Philly fans want to see a winner, sure, but they want to see a team that is reflective of them. They want players to work hard, to care, to maximize their potential, whatever that potential is. Philadelphia is a blue-collar city that is proud of and passionate about its professional sports teams. Fans there want nothing more than for the Eagles to have a parade down Broad Street.
One former team employee used to joke during the Reid era that if the Eagles won the Super Bowl, they would have to remain in the Super Bowl city for at least a couple of days because Philadelphia would be on fire. And he was probably right.
First-year coach Chip Kelly has seen it in the short time he has been in Philadelphia.

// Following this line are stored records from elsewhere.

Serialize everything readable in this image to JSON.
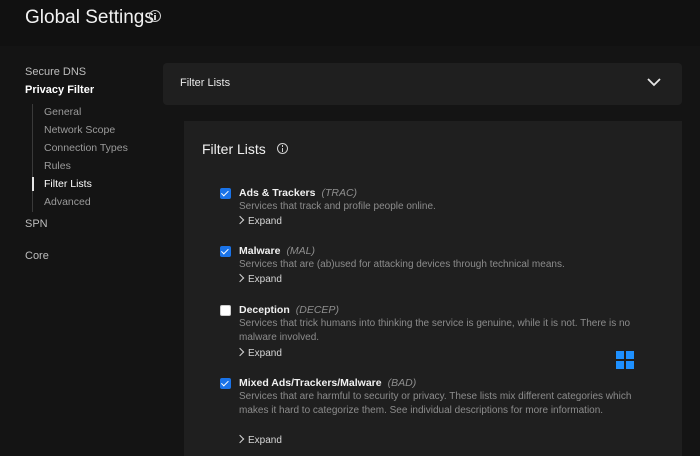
{
  "header": {
    "title": "Global Settings",
    "info_icon": "info-circle-icon"
  },
  "sidebar": {
    "items": [
      {
        "label": "Secure DNS"
      },
      {
        "label": "Privacy Filter"
      },
      {
        "label": "SPN"
      },
      {
        "label": "Core"
      }
    ],
    "subitems": [
      {
        "label": "General"
      },
      {
        "label": "Network Scope"
      },
      {
        "label": "Connection Types"
      },
      {
        "label": "Rules"
      },
      {
        "label": "Filter Lists"
      },
      {
        "label": "Advanced"
      }
    ],
    "active_section": "Privacy Filter",
    "active_subitem": "Filter Lists"
  },
  "accordion": {
    "label": "Filter Lists",
    "icon": "chevron-down-icon"
  },
  "panel": {
    "title": "Filter Lists",
    "info_icon": "info-circle-icon",
    "items": [
      {
        "name": "Ads & Trackers",
        "code": "(TRAC)",
        "checked": true,
        "desc": "Services that track and profile people online.",
        "expand": "Expand"
      },
      {
        "name": "Malware",
        "code": "(MAL)",
        "checked": true,
        "desc": "Services that are (ab)used for attacking devices through technical means.",
        "expand": "Expand"
      },
      {
        "name": "Deception",
        "code": "(DECEP)",
        "checked": false,
        "desc": "Services that trick humans into thinking the service is genuine, while it is not. There is no malware involved.",
        "expand": "Expand"
      },
      {
        "name": "Mixed Ads/Trackers/Malware",
        "code": "(BAD)",
        "checked": true,
        "desc": "Services that are harmful to security or privacy. These lists mix different categories which makes it hard to categorize them. See individual descriptions for more information.",
        "expand": "Expand"
      }
    ]
  },
  "colors": {
    "accent": "#1a73e8",
    "background": "#141414",
    "panel": "#1f1f1f"
  },
  "watermark": {
    "icon": "windows-logo-icon"
  }
}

"Just the memories that you kind of think back and listen to them, the 'We want Dallas' chants in the Chicago game or just how loud they were in the Detroit game in the snow," Kelly said earlier this week. "And there were a couple times that I don't think we could see the crowd because of how hard it was snowing down there.
"But they have been unbelievable, and I think it's the fact that we got a chance to win the division and get to come and play a game back at home is huge for us, and we are excited about playing at the Linc. We know it's going to be rocking on Saturday."
Against a team like the Saints, playing at home is a huge advantage. After enduring a 10-game home losing streak that stretched back to last season, the Eagles have won four straight at home. New Orleans was undefeated at the Mercedes-Benz Superdome but was just 3-5 away from it and the team was vastly different on the road.
So home field in this one should matter.
If the Eagles win, it will be their first home playoff victory since the 2006 season, when they beat the Giants at home in a wild-card game before losing at New Orleans in the divisional round. Seven years isn't an eternity -- ask Cincinnati, which hasn't won a playoff game since the 1990 season -- but for Eagles fans, it is.
All they want is a ring. Philadelphia has played in two Super Bowls, but lost them both. That lack of a Lombardi trophy is part of what fuels the fans' desperation. It is the one professional sports void in a city rich with tradition.
Philly fans are tough. Philly fans can be unruly. But there was never a doubt that Philly fans would show up Saturday night. That's what they do. I know. For the past 14 years, I've lived here.